WHAT IS THE Closing Range

Closing range is the band of prices that a security trades at in a specified period, shortly before the market closes.

BREAKING DOWN Closing Range

Closing range refers to the trading range or the minimum and maximum prices that a contract is traded at during the official closing period. The closing period is specified by the exchange in a futures market. The closing range for a specific security will generally not be very wide in the case of an orderly market, but may be quite significant during periods of volatility and turmoil. A pattern of consistently higher closing ranges for a stock, in comparison to its prices over the rest of the day, may indicate that it is being subjected to a form of market manipulation known as high close. When utilizing a high close tactic, stock manipulators make small trades at high prices during the final minutes of trading to give the impression that a stock sold better than it did.

The closing range is used to determine the settlement price, which is then used to calculate the gains and losses in futures market accounts.

Futures Market

Closing range refers to high and low prices for a security within a futures market. A futures market is a type of auction market in which investors buy and sell commodity and futures contracts for delivery on a specified future date. Examples of futures markets include the New York Mercantile Exchange, the Kansas City Board of Trade, the Chicago Mercantile Exchange, the Chicago Board of Options Exchange and the Minneapolis Grain Exchange.

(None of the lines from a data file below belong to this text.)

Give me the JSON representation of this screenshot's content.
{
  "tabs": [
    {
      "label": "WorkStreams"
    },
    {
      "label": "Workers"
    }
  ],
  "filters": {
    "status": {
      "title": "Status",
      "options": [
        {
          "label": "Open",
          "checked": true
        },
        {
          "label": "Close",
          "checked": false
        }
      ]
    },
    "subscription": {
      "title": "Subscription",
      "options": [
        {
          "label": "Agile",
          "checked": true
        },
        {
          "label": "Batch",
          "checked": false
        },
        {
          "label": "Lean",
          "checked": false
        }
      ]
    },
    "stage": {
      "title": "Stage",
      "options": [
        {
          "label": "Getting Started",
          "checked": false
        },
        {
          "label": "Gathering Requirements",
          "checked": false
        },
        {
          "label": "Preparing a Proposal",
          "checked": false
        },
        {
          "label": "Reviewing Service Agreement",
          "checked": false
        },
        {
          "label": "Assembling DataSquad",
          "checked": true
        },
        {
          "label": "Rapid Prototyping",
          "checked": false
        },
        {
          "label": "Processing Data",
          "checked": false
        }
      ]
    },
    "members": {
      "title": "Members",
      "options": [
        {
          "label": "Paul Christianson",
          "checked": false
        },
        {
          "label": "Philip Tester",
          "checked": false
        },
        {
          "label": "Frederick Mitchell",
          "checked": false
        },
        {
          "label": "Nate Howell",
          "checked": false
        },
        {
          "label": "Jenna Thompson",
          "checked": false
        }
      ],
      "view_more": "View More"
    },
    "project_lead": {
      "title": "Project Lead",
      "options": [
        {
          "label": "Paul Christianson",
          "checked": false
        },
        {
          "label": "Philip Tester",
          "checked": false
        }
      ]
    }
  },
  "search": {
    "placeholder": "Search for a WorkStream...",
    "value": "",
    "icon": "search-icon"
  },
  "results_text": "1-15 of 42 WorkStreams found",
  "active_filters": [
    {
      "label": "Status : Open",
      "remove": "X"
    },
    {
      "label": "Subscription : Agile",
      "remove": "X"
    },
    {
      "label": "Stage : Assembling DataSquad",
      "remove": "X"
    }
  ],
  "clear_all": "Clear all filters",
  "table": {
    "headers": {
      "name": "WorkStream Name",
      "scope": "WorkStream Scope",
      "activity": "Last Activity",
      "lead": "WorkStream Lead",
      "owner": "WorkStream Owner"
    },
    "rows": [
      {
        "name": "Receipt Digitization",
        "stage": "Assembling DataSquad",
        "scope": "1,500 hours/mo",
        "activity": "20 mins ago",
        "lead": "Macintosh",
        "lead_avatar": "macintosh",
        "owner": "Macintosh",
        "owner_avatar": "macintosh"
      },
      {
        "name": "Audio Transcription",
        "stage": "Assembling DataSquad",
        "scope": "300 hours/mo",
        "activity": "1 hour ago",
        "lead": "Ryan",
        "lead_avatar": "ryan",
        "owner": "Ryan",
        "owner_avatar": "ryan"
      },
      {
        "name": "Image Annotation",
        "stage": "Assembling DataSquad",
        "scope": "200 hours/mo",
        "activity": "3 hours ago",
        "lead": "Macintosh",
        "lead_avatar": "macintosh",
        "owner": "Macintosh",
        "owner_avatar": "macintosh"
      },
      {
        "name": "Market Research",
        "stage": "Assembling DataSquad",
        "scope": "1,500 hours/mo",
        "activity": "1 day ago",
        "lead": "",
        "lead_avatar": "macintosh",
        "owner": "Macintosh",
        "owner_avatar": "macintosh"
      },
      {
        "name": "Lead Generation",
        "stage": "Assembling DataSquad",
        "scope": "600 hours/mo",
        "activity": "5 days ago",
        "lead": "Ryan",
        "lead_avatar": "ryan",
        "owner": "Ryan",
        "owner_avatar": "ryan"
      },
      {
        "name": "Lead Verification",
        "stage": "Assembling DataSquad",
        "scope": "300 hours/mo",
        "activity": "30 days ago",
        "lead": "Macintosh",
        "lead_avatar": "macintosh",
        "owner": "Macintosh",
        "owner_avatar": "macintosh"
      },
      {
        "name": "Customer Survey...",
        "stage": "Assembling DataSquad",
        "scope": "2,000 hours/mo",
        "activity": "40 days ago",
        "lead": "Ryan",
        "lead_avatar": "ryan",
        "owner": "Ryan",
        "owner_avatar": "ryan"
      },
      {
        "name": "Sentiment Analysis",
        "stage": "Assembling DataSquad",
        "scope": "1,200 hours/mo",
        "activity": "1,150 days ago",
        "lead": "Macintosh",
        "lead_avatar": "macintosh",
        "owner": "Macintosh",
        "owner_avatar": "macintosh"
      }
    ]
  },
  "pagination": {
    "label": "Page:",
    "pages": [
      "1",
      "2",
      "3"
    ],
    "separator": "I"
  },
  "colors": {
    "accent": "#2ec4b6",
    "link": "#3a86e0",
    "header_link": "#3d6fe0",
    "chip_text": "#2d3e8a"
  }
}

Futures contracts are the assets traded in a futures market. These contracts are legal agreements an investor makes to buy or sell a particular commodity at a predetermined price and specified time in the future. Futures contracts are standardized for quality and quantity to facilitate trading on future exchanges. The buyer of a futures contract is taking on the obligation to buy the underlying asset when the futures contract expires. The seller of the futures contract is taking on the obligation to provide the underlying asset at the expiration date.

Producers and suppliers of commodities make futures contracts to avoid market volatility. These producers and suppliers negotiate contracts with a buyer who agrees to take on both the risk and reward of a volatile market. Both hedgers and speculators commonly use futures contracts. Producers of an underlying asset hedge or guarantee the price at which the commodity is sold or purchased, while portfolio managers and traders may also make a bet on the price movements by using a futures contract.